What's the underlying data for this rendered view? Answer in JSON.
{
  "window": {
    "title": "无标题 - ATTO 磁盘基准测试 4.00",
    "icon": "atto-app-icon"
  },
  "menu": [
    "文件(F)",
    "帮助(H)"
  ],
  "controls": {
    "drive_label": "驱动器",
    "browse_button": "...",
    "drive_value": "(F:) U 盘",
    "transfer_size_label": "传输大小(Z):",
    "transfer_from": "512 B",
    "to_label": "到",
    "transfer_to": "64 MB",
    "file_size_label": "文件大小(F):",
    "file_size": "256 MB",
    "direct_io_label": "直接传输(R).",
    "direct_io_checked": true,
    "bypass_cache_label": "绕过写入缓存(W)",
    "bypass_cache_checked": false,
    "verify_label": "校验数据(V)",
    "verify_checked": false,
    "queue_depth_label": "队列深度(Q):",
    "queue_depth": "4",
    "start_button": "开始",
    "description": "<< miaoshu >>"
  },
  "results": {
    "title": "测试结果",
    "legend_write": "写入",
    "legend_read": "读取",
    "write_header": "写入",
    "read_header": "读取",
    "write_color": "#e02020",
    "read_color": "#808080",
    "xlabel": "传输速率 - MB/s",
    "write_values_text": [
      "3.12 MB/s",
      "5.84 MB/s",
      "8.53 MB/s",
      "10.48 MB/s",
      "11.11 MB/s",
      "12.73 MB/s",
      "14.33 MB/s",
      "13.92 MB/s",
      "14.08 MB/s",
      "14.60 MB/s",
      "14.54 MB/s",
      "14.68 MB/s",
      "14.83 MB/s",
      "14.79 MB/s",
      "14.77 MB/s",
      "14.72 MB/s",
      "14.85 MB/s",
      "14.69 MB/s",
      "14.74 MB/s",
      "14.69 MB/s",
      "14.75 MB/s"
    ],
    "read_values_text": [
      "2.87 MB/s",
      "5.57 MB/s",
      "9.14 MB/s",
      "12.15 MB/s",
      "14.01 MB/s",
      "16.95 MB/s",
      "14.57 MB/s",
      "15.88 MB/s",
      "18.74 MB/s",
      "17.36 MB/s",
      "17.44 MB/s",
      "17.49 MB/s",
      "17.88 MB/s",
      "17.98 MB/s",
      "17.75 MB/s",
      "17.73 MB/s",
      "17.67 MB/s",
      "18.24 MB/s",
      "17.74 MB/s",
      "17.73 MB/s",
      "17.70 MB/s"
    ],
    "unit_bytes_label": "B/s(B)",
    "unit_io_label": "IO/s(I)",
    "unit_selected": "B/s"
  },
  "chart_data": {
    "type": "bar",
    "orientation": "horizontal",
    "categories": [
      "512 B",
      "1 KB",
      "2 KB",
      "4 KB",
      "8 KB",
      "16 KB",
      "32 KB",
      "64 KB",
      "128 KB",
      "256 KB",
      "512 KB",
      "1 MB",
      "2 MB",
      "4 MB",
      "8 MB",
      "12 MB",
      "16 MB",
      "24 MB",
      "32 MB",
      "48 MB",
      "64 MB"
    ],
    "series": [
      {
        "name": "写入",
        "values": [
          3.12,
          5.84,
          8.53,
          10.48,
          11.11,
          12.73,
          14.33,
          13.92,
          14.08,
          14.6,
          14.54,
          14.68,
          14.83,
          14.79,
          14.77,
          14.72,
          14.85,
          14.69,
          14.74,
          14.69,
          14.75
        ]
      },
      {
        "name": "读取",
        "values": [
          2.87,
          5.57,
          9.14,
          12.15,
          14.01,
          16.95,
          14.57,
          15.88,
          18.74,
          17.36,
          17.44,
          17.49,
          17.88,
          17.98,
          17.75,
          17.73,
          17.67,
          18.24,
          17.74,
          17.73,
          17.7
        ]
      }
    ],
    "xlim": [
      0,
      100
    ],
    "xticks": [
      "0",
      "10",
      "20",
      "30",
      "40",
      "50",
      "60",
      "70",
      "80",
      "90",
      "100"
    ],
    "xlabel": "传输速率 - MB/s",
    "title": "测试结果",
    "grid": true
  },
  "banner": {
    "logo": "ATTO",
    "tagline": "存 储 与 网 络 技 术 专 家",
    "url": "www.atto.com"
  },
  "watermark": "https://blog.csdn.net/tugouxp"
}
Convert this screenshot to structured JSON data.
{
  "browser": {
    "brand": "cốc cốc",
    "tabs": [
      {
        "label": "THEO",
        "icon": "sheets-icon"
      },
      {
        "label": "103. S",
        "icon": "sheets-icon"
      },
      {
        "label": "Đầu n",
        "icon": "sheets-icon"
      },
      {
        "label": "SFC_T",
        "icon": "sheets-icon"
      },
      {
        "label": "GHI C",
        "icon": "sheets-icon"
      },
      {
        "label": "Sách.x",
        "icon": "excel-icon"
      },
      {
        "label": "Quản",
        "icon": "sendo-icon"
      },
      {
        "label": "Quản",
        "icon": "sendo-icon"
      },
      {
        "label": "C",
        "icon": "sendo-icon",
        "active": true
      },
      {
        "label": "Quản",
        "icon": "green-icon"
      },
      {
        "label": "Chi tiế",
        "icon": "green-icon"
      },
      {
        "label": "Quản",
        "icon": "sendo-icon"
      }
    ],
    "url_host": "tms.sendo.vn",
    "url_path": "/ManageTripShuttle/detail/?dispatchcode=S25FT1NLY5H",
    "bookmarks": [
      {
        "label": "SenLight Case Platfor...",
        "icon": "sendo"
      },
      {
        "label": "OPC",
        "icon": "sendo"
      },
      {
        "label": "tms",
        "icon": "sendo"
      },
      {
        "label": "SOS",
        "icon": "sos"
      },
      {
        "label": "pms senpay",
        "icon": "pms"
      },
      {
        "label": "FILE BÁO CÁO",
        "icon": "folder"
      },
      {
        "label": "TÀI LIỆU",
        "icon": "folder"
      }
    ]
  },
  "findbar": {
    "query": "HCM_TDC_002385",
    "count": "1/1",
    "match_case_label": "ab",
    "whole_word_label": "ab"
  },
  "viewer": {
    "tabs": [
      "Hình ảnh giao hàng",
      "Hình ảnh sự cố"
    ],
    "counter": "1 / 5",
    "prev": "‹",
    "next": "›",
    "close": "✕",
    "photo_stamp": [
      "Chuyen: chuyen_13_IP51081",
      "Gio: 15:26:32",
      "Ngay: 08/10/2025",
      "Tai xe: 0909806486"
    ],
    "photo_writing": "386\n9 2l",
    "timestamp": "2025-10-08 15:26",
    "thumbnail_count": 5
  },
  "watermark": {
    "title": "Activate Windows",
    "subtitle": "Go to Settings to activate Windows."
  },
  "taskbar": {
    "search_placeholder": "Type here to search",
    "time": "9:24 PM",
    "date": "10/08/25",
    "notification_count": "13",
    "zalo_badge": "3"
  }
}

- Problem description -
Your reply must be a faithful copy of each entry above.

- Written solution -
What's the underlying data for this rendered view? Answer in JSON.
{
  "window": {
    "title": "无标题 - ATTO 磁盘基准测试 4.00",
    "icon": "atto-app-icon"
  },
  "menu": [
    "文件(F)",
    "帮助(H)"
  ],
  "controls": {
    "drive_label": "驱动器",
    "browse_button": "...",
    "drive_value": "(F:) U 盘",
    "transfer_size_label": "传输大小(Z):",
    "transfer_from": "512 B",
    "to_label": "到",
    "transfer_to": "64 MB",
    "file_size_label": "文件大小(F):",
    "file_size": "256 MB",
    "direct_io_label": "直接传输(R).",
    "direct_io_checked": true,
    "bypass_cache_label": "绕过写入缓存(W)",
    "bypass_cache_checked": false,
    "verify_label": "校验数据(V)",
    "verify_checked": false,
    "queue_depth_label": "队列深度(Q):",
    "queue_depth": "4",
    "start_button": "开始",
    "description": "<< miaoshu >>"
  },
  "results": {
    "title": "测试结果",
    "legend_write": "写入",
    "legend_read": "读取",
    "write_header": "写入",
    "read_header": "读取",
    "write_color": "#e02020",
    "read_color": "#808080",
    "xlabel": "传输速率 - MB/s",
    "write_values_text": [
      "3.12 MB/s",
      "5.84 MB/s",
      "8.53 MB/s",
      "10.48 MB/s",
      "11.11 MB/s",
      "12.73 MB/s",
      "14.33 MB/s",
      "13.92 MB/s",
      "14.08 MB/s",
      "14.60 MB/s",
      "14.54 MB/s",
      "14.68 MB/s",
      "14.83 MB/s",
      "14.79 MB/s",
      "14.77 MB/s",
      "14.72 MB/s",
      "14.85 MB/s",
      "14.69 MB/s",
      "14.74 MB/s",
      "14.69 MB/s",
      "14.75 MB/s"
    ],
    "read_values_text": [
      "2.87 MB/s",
      "5.57 MB/s",
      "9.14 MB/s",
      "12.15 MB/s",
      "14.01 MB/s",
      "16.95 MB/s",
      "14.57 MB/s",
      "15.88 MB/s",
      "18.74 MB/s",
      "17.36 MB/s",
      "17.44 MB/s",
      "17.49 MB/s",
      "17.88 MB/s",
      "17.98 MB/s",
      "17.75 MB/s",
      "17.73 MB/s",
      "17.67 MB/s",
      "18.24 MB/s",
      "17.74 MB/s",
      "17.73 MB/s",
      "17.70 MB/s"
    ],
    "unit_bytes_label": "B/s(B)",
    "unit_io_label": "IO/s(I)",
    "unit_selected": "B/s"
  },
  "chart_data": {
    "type": "bar",
    "orientation": "horizontal",
    "categories": [
      "512 B",
      "1 KB",
      "2 KB",
      "4 KB",
      "8 KB",
      "16 KB",
      "32 KB",
      "64 KB",
      "128 KB",
      "256 KB",
      "512 KB",
      "1 MB",
      "2 MB",
      "4 MB",
      "8 MB",
      "12 MB",
      "16 MB",
      "24 MB",
      "32 MB",
      "48 MB",
      "64 MB"
    ],
    "series": [
      {
        "name": "写入",
        "values": [
          3.12,
          5.84,
          8.53,
          10.48,
          11.11,
          12.73,
          14.33,
          13.92,
          14.08,
          14.6,
          14.54,
          14.68,
          14.83,
          14.79,
          14.77,
          14.72,
          14.85,
          14.69,
          14.74,
          14.69,
          14.75
        ]
      },
      {
        "name": "读取",
        "values": [
          2.87,
          5.57,
          9.14,
          12.15,
          14.01,
          16.95,
          14.57,
          15.88,
          18.74,
          17.36,
          17.44,
          17.49,
          17.88,
          17.98,
          17.75,
          17.73,
          17.67,
          18.24,
          17.74,
          17.73,
          17.7
        ]
      }
    ],
    "xlim": [
      0,
      100
    ],
    "xticks": [
      "0",
      "10",
      "20",
      "30",
      "40",
      "50",
      "60",
      "70",
      "80",
      "90",
      "100"
    ],
    "xlabel": "传输速率 - MB/s",
    "title": "测试结果",
    "grid": true
  },
  "banner": {
    "logo": "ATTO",
    "tagline": "存 储 与 网 络 技 术 专 家",
    "url": "www.atto.com"
  },
  "watermark": "https://blog.csdn.net/tugouxp"
}
Convert this screenshot to structured JSON data.
{
  "browser": {
    "brand": "cốc cốc",
    "tabs": [
      {
        "label": "THEO",
        "icon": "sheets-icon"
      },
      {
        "label": "103. S",
        "icon": "sheets-icon"
      },
      {
        "label": "Đầu n",
        "icon": "sheets-icon"
      },
      {
        "label": "SFC_T",
        "icon": "sheets-icon"
      },
      {
        "label": "GHI C",
        "icon": "sheets-icon"
      },
      {
        "label": "Sách.x",
        "icon": "excel-icon"
      },
      {
        "label": "Quản",
        "icon": "sendo-icon"
      },
      {
        "label": "Quản",
        "icon": "sendo-icon"
      },
      {
        "label": "C",
        "icon": "sendo-icon",
        "active": true
      },
      {
        "label": "Quản",
        "icon": "green-icon"
      },
      {
        "label": "Chi tiế",
        "icon": "green-icon"
      },
      {
        "label": "Quản",
        "icon": "sendo-icon"
      }
    ],
    "url_host": "tms.sendo.vn",
    "url_path": "/ManageTripShuttle/detail/?dispatchcode=S25FT1NLY5H",
    "bookmarks": [
      {
        "label": "SenLight Case Platfor...",
        "icon": "sendo"
      },
      {
        "label": "OPC",
        "icon": "sendo"
      },
      {
        "label": "tms",
        "icon": "sendo"
      },
      {
        "label": "SOS",
        "icon": "sos"
      },
      {
        "label": "pms senpay",
        "icon": "pms"
      },
      {
        "label": "FILE BÁO CÁO",
        "icon": "folder"
      },
      {
        "label": "TÀI LIỆU",
        "icon": "folder"
      }
    ]
  },
  "findbar": {
    "query": "HCM_TDC_002385",
    "count": "1/1",
    "match_case_label": "ab",
    "whole_word_label": "ab"
  },
  "viewer": {
    "tabs": [
      "Hình ảnh giao hàng",
      "Hình ảnh sự cố"
    ],
    "counter": "1 / 5",
    "prev": "‹",
    "next": "›",
    "close": "✕",
    "photo_stamp": [
      "Chuyen: chuyen_13_IP51081",
      "Gio: 15:26:32",
      "Ngay: 08/10/2025",
      "Tai xe: 0909806486"
    ],
    "photo_writing": "386\n9 2l",
    "timestamp": "2025-10-08 15:26",
    "thumbnail_count": 5
  },
  "watermark": {
    "title": "Activate Windows",
    "subtitle": "Go to Settings to activate Windows."
  },
  "taskbar": {
    "search_placeholder": "Type here to search",
    "time": "9:24 PM",
    "date": "10/08/25",
    "notification_count": "13",
    "zalo_badge": "3"
  }
}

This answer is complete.